• EXERCISE MATERIAL:

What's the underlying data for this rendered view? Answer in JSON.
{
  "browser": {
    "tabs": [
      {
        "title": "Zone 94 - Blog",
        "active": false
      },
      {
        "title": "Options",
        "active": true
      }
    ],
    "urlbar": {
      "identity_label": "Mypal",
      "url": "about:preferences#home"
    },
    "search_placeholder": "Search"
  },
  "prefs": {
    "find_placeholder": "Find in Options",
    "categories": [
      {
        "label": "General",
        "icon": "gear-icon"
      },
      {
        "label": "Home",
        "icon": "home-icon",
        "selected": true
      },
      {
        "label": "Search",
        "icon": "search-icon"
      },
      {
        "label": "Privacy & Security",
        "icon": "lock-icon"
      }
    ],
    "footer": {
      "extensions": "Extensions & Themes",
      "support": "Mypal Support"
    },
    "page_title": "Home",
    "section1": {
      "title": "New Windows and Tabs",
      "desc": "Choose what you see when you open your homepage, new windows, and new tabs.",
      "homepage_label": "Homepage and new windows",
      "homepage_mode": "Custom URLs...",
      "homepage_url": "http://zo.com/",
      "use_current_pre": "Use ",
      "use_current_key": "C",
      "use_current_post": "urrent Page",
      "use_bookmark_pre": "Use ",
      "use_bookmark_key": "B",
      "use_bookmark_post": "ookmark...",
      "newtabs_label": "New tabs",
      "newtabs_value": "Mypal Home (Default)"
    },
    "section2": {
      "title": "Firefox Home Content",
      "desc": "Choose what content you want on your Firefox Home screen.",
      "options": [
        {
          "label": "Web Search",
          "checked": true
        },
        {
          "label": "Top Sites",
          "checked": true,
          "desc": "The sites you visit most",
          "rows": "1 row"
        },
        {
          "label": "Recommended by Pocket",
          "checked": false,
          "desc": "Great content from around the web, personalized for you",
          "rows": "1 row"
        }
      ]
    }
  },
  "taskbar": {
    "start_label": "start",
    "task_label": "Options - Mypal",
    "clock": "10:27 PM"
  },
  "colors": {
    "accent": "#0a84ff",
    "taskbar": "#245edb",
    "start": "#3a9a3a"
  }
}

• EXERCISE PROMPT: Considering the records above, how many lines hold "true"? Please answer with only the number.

• OUTPUT BELOW: 4